In the Lao language reader, the last chapter is about the last day of school. “We get up early on this special day and walk to school with feelings of anticipation and excitement.” I can relate to that. I remember the irrepressible feeling of freedom on that last day of school. It marked the long and glorious days of summer to come with picnics at the beach and maybe a car-trip to Yellowstone.
I downloaded images to help visualize the text in the Lao reader. They were easy to find. Kids are throwing their notebooks into the air with joy and dashing out the school. “The last day of school!” Then I was corrected. I was told that the last day of school comes with a bit of sadness. Summer vacation is not something to leap in the air about.
It’s mid-July and we’re doing a special session at a rural school. I didn’t hear any village loudspeakers making the announcement but by 7:00 AM steady streams of children are heading to school. In a land where 8:00 means 9:00, I’m astounded to see children coming to school an hour early. They’re wearing their uniforms, which are perfectly ripped, wrinkled and soiled just as I remember them in May. It’s very possible that the uniforms have been carefully stashed away in their miserable states. One boy has the red sash tied around the collar and the effort is almost heart wrenching. For whatever reason it may be, these kids want to go to school.

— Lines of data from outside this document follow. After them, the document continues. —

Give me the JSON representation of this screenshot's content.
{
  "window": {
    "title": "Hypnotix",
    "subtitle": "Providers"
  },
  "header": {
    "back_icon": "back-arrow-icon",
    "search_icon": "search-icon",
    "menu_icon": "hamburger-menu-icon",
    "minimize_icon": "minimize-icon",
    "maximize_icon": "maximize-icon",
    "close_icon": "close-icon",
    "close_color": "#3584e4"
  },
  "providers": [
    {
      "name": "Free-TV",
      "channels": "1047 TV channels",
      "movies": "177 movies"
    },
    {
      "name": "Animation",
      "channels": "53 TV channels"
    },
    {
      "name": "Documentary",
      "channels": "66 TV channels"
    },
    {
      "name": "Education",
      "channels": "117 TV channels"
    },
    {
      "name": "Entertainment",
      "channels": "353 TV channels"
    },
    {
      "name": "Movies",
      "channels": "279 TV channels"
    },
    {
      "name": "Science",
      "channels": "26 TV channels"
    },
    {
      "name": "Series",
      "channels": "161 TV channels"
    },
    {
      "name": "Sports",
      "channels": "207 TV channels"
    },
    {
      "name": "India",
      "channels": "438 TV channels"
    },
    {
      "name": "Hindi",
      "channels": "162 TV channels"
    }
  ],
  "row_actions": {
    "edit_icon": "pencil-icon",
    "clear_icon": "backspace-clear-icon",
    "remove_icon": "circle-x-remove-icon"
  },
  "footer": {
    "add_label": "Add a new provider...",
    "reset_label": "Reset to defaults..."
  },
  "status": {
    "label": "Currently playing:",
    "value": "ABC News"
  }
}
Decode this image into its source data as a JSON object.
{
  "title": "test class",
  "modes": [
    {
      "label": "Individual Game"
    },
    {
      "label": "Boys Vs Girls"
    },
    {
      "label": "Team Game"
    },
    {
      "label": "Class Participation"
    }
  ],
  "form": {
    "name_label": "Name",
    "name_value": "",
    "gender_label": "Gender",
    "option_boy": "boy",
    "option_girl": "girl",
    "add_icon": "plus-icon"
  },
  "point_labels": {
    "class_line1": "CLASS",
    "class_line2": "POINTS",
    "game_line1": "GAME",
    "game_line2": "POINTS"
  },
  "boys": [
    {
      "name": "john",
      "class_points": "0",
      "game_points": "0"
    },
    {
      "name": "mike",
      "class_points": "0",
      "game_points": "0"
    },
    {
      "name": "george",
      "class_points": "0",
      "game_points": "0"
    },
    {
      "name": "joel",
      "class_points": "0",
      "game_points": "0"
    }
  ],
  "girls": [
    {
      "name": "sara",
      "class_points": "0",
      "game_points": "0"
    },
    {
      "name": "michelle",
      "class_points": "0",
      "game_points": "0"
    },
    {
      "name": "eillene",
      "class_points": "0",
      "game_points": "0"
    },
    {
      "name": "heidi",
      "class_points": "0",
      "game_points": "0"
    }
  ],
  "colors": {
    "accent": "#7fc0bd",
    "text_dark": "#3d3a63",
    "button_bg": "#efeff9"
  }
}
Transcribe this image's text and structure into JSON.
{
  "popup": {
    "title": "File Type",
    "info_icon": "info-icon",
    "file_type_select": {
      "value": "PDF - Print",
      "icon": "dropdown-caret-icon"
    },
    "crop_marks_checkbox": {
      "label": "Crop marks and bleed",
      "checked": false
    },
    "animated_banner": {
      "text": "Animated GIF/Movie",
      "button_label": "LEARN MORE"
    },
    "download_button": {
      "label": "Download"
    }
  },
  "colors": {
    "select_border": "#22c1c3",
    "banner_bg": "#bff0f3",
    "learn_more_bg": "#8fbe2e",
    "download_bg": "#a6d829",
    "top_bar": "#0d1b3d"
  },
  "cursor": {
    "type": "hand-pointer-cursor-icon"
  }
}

They happily jostle for a bench to share with their friend and then settle down to concentrate the best that they can. The chorused response is loud enough to create the illusion of a functioning class, but I suspect otherwise. Mouths are not moving in synch, but with a micro-time lapse that follows the lead of the few students who can answer. One girl can’t take advantage of the time-lapse. She seems lost, not because she doesn’t understand the lesson, but because she doesn’t understand what one is supposed to do in a school. It is that bewildering.

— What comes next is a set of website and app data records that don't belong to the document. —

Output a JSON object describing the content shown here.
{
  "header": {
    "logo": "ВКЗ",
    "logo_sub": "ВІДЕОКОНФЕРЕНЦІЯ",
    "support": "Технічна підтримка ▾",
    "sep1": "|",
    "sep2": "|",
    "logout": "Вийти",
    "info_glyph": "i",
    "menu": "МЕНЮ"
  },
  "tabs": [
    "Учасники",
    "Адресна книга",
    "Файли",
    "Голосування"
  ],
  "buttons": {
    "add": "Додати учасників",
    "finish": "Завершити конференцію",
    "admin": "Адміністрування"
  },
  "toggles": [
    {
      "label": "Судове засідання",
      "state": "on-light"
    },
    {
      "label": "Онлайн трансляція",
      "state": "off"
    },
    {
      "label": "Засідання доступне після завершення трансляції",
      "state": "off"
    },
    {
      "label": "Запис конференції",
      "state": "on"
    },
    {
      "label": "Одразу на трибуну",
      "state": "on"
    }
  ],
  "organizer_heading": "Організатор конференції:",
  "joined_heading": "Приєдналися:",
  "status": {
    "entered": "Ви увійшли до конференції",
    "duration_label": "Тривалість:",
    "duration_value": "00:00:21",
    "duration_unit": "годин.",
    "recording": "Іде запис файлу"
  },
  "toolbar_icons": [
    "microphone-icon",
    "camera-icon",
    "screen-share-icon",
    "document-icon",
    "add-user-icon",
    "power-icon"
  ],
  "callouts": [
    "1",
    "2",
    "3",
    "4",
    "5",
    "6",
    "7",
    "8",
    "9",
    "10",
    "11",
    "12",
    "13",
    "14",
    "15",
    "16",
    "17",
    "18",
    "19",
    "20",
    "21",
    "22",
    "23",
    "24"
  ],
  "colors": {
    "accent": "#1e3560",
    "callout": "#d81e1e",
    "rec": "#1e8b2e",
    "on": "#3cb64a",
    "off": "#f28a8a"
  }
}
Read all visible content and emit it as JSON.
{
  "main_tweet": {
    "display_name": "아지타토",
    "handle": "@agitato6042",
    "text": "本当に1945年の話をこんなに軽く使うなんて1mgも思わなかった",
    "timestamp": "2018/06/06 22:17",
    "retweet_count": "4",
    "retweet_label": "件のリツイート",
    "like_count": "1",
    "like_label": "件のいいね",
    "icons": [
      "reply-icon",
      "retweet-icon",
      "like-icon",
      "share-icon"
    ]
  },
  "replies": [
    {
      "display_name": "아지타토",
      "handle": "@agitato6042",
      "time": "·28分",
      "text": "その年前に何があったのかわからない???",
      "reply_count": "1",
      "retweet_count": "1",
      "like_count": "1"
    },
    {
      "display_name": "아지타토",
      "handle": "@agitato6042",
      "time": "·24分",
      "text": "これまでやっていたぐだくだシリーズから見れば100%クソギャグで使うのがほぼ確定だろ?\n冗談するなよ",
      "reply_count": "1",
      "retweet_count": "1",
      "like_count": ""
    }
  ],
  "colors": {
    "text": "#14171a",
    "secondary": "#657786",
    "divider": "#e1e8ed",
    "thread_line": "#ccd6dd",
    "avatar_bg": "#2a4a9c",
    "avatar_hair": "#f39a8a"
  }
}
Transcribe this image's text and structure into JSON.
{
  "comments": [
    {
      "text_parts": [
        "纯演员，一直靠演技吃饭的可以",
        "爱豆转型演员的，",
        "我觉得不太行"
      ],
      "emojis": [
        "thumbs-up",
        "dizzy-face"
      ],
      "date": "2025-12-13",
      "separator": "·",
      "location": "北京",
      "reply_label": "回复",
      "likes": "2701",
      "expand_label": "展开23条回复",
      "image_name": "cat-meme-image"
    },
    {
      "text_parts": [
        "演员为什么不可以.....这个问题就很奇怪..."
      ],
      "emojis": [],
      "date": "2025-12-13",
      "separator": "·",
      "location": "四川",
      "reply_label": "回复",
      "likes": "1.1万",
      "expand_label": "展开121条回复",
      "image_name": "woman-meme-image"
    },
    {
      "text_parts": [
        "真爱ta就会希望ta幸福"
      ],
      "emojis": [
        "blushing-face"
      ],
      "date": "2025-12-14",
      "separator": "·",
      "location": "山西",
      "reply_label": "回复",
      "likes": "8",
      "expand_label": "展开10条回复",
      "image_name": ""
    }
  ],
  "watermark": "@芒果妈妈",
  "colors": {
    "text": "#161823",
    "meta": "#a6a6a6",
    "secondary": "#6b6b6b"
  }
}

Even older students can’t answer simple questions. “Are you going to continue to secondary school next year?” At best, they nervously giggle, but the feeling is that there is no shared language be it Lao, Khmu or Hmong. They are chronically shy and cannot even nod or shake their heads. Maybe they’ve never been asked personal questions like this before.
They’re best at songs. They remember them quickly and fill their lungs with air to belt them out with big smiles. They’re worst at writing, so bad that even a foreigner can see the mistakes. The ethnic minority kids are at a particular disadvantage because the complicated system of tones has never really been explained to them. Throw in some dialects, inconsistent pronunciation among teachers and the fact that they don’t hear Lao in daily lives and it really gets hard.
We finish teaching and I feel like they’ve learned a lot in a few hours. I’ve learned a lot too and can’t really swallow the realities of how difficult it is for them to get an education. They pour out of the school and file home but within minutes appear again dressed for work on the farm. I can see the cornfields halfway up the mountains, half enshrouded in clouds and way too far for a child to climb to. The sticky ankle-deep mud makes it all the more impossible. No beach picnics. No trips to Yellowstone. They look forward to the day they can sing songs in a classroom again.